Despite their names, they have nothing to do with milk but are cheap self-serviced restaurants. Back in the communist era the government subsidized them to provide affordable catering for workers, especially those who were working in places not big enough to have their own canteen. The name "milk bar" is coming from the fact that meat wasn't that common back then and so the menu consisted of mostly vegetarian meals.

Not anymore, now you can find everything.

Since these are the cheapest and most convenient places to have a quick lunch, locals still frequent them. As well as tourists, to have some sort glimpse how the old system worked.

There are several types of milk bars depending on how touristy the place is. But be prepared that everything will be in Polish and as they are self-serviced it will be a challenge to navigate them at first. Also, they will be full during lunchtime.

But if you want something quick, cheap, but proper, look for a milk bar. You'll find one nearby;


Poland's recent history is troubled, it had its share of the downsides of WWII and also the communism that came after that. And this is apparent wherever you go, many places show the destruction of the war, as well as how people tried to cope with the terrors afterwards.
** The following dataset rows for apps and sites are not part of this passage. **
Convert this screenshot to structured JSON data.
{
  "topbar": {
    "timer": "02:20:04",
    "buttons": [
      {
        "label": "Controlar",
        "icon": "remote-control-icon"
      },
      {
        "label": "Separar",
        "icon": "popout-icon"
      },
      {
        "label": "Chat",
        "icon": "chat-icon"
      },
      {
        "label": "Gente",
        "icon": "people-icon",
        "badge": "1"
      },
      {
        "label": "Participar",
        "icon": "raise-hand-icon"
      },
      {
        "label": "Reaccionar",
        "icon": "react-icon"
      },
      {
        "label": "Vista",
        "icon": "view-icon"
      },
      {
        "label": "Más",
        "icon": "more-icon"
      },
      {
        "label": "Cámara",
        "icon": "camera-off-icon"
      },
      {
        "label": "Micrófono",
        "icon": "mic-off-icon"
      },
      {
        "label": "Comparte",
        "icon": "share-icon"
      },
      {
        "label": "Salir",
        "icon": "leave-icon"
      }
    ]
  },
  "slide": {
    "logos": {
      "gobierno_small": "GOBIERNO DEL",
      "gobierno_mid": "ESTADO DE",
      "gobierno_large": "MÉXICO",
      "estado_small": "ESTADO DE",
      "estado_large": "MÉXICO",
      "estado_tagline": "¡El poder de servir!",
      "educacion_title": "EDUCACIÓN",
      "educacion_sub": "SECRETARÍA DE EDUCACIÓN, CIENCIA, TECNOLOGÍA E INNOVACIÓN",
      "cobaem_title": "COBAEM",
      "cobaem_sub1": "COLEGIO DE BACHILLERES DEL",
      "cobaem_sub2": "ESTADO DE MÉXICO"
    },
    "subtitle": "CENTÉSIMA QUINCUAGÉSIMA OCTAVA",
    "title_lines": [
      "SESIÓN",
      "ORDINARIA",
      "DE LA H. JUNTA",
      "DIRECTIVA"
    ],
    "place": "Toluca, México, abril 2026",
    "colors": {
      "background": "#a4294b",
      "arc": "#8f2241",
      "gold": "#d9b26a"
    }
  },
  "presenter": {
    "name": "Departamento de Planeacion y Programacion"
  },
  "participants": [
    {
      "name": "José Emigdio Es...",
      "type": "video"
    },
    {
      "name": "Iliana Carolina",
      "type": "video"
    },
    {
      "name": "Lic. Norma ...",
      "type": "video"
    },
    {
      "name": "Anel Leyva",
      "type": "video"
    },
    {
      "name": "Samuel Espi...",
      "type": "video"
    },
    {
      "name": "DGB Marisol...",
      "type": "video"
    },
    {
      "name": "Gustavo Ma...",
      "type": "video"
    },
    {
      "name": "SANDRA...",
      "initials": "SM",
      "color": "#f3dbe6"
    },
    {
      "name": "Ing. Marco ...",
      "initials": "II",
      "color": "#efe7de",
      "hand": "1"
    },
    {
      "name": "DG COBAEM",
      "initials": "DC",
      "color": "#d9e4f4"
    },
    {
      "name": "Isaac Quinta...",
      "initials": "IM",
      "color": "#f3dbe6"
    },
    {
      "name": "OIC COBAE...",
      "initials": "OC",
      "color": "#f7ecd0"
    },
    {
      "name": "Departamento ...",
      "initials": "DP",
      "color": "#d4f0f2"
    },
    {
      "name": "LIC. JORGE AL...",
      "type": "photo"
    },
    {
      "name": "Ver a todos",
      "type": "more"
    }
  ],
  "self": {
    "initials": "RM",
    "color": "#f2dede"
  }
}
You'll see the PW (Kotwica, anchor) symbol in many places as this was used by the resistance against the occupation.

Also, the country got shifted to the west significantly. Wroclaw and Gdansk were German cities, while Lviv which is in Ukraine now was Polish. This creates interesting dynamics, like how people had to relocate and rebuild ruined cities they weren't sure they would still occupy in a few years.

Alcohol consumption and jaywalking

The country has stringent laws against public alcohol consumption. Alcoholism is a problem widespread in Eastern Europe, and authorities are trying to do something about it. Because of this, if you drink alcohol in a public space you might be fined except for a few places. As an effect, there are a lot less drunken people on the streets.

Another uncommon thing is the 100 Zloty fine for jaywalking. I haven't seen anybody getting fined for crossing a red as a pedestrian, but I could feel that people are more likely to wait for the green before crossing than in other countries.

A map of Poland

Where to go in Poland


Bialowieza is all about the surrounding forest and the greenery. Long walks in the woods, small villages nearby, and of course, bisons.


Bialystok is the biggest city on the eastern side of Poland, and it's kind of a transport hub. There are trains connecting it to other parts of the country, and both the Bialowieza forest and Lithuania are easy to reach.


When people asked me which part of Poland is my favorite, I reply that it's Gdansk. It's a bustling place with every amenity you expect in a city yet so impregnated with history wherever you go you'll find something fascinating.


Krakow is a charming city conveniently located on the southern part of the country. In total, I've spent more than 2 weeks here.


Torun, a charming town mostly saved from the destruction of WWII, is located around halfway between Warsaw and Gdansk. If you travel on this route, make sure to stop by.


The capital of Poland, conveniently located and connected with all parts of the country.


I've heard that there are 3 places that are "must-visits" in Poland: Krakow, Wroclaw, and Gdansk. So after Krakow I took a bus and went to Wroclaw.